8 Things You Didn't Know About Vanilla

I'm not sure when the term “vanilla” became synonymous with boring, but it probably has to do with being the foundation for all good things not chocolate.

You’re here! Great. Don’t swipe right just yet. I’m not sure when the term “vanilla” became synonymous with boring, but it probably has to do with being the foundation for all good things not chocolate, which is incredible when you really think about it.

So stop taking this nuanced, yet complex ingredient for granted and appreciate it with these seven things you didn’t know.

1. After Saffron, Vanilla Is The Second Most Expensive Spice On The Market


It’s liquid gold! Photo: Brian Boucheron / Flickr

For such a common ingredient, you might be surprised to know that it’s one of the most labor-intensive crops to harvest. In nature, vanilla flowers open for only 24 hours and must be pollinated by the Melipona bee or no pod will be produced. Because of this, the majority are hand pollinated, which is not a simple task.

2. Vanilla Is A Flower


Educate yourself. Photo: Damitr / Wikipedia

More specifically vanilla is an orchid that grows in a vine-like fashion. As the only edible fruit of the orchid family, the most common variety harvested is known as flat-leaved vanilla. Pods that grow from the plant are harvested before they are ripe, steeped in hot water and then laid out to dry for months at a time.

3. Spiders Can’t Stand The Smell Of Vanilla


Um, I’m sorry, do spiders not have souls? Photo: Allie Pasquier / Flickr

Place a bowl of vanilla beans that have been preserved in vodka or vinegar, or just regular vanilla extract in your garden, on your kitchen counter, or anywhere you find spiders and it should keep them away.

4. Thomas Jefferson Introduced Vanilla To America


Ice cream looks good on you, Tom.

Besides popularizing macaroni n’ cheese and French fries, Thomas Jefferson also introduced the U.S. to vanilla sometime during the late 1700s after he was introduced to it while serving as Ambassador to King Louis XVI in France.

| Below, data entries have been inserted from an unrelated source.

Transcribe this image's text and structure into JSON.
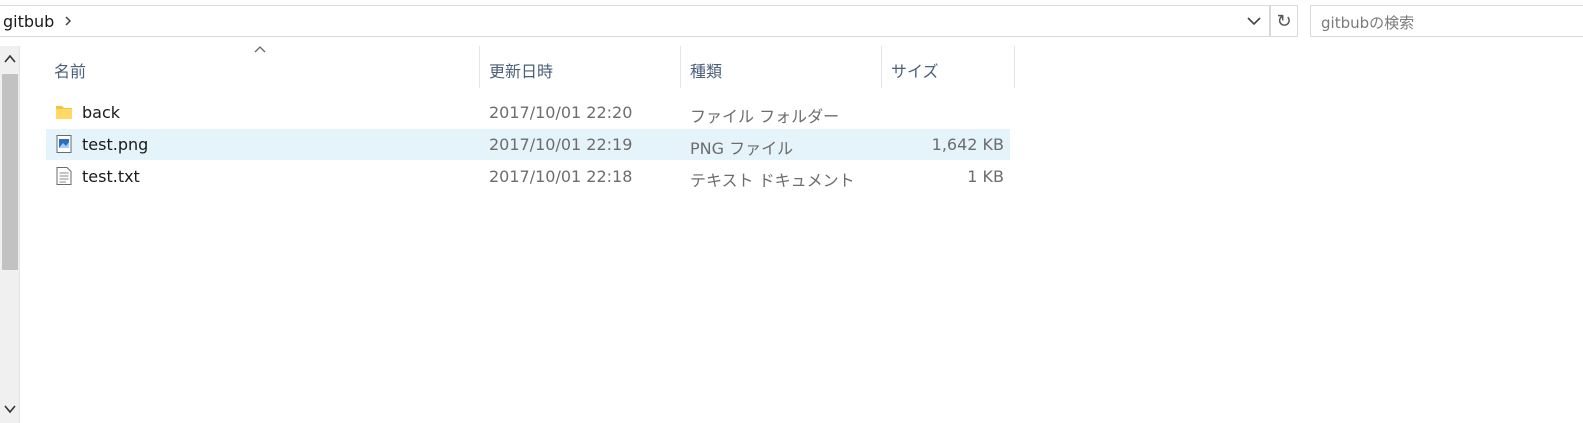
{
  "address": {
    "path": "gitbub"
  },
  "search": {
    "placeholder": "gitbubの検索"
  },
  "columns": {
    "name": "名前",
    "date": "更新日時",
    "type": "種類",
    "size": "サイズ"
  },
  "files": [
    {
      "name": "back",
      "date": "2017/10/01 22:20",
      "type": "ファイル フォルダー",
      "size": "",
      "icon": "folder-icon"
    },
    {
      "name": "test.png",
      "date": "2017/10/01 22:19",
      "type": "PNG ファイル",
      "size": "1,642 KB",
      "icon": "image-file-icon"
    },
    {
      "name": "test.txt",
      "date": "2017/10/01 22:18",
      "type": "テキスト ドキュメント",
      "size": "1 KB",
      "icon": "text-file-icon"
    }
  ],
  "colors": {
    "selection": "#e5f3fb",
    "header_text": "#4c607a"
  }
}
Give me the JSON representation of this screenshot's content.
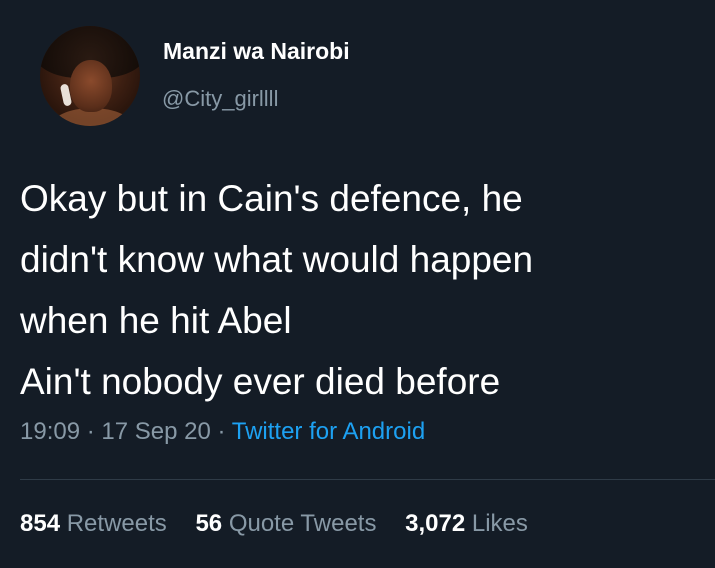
{
  "author": {
    "name": "Manzi wa Nairobi",
    "handle": "@City_girllll"
  },
  "tweet": {
    "lines": [
      "Okay but in Cain's defence, he",
      "didn't know what would happen",
      "when he hit Abel",
      "Ain't nobody ever died before"
    ],
    "time": "19:09",
    "date": "17 Sep 20",
    "separator": "·",
    "source": "Twitter for Android"
  },
  "stats": {
    "retweets_count": "854",
    "retweets_label": "Retweets",
    "quotes_count": "56",
    "quotes_label": "Quote Tweets",
    "likes_count": "3,072",
    "likes_label": "Likes"
  },
  "colors": {
    "background": "#141c26",
    "primary_text": "#ffffff",
    "secondary_text": "#8899a6",
    "link": "#1da1f2"
  }
}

5. Not All Vanilla Is Created Equal


You fancy, huh? Photo: Janet Hudson / Flickr

Walk down any ice cream aisle and you are sure to see vanilla, vanilla bean, and French vanilla options. But what do they all mean? Straight vanilla only uses vanilla extract (or a substitute) while vanilla bean has unprocessed grains from a vanilla pod, which explains its excess cost. French vanilla, on the other hand, is more custard based and gets its rich consistency and yellow color from egg yolk.

6. Chocolate (Cocoa) And Vanilla Are Indigenous To The Same Region


Chocolate and vanilla really DO belong together!

While most vanilla today is grown in Madagascar, Tahiti, and Mexico, it’s indigenous to the Americas (mainly South and Central America), along with our other favorite dessert flavor – chocolate – which comes from cocoa beans.

7. Vanilla Is Now Grown In Four Different Regions Of The World


See? Vanilla can be exotic, too! Photo: Yardensachs / Wikipedia

Vanilla may have originated in Mexico, but Madagascar is now the largest producer, along with the island of Réunion, which was formerly known as Île Bourbon.

Mexico still produces some vanilla, along with Tahiti, and each region is known for a distinct flavoring.

8. Spanish Explorer Hernán Cortés Is Credited With Introducing Europe To Both Flavors


Listen, if you discovered hot chocolate we’d make a bust out of you, too. Photo: Carlos VdeHabsburgo / Wikipedia

When Cortés met with the Aztecs way back in 1519, Emperor Montezuma (he of the revenge) served Cortés and his crew a drink called xocolatl, a warm mix of cocoa, vanilla, and other ingredients that were a precursor to what we know as hot chocolate today. It was so well received the conquistador brought both ingredients back to Europe and it’s been a love affair since.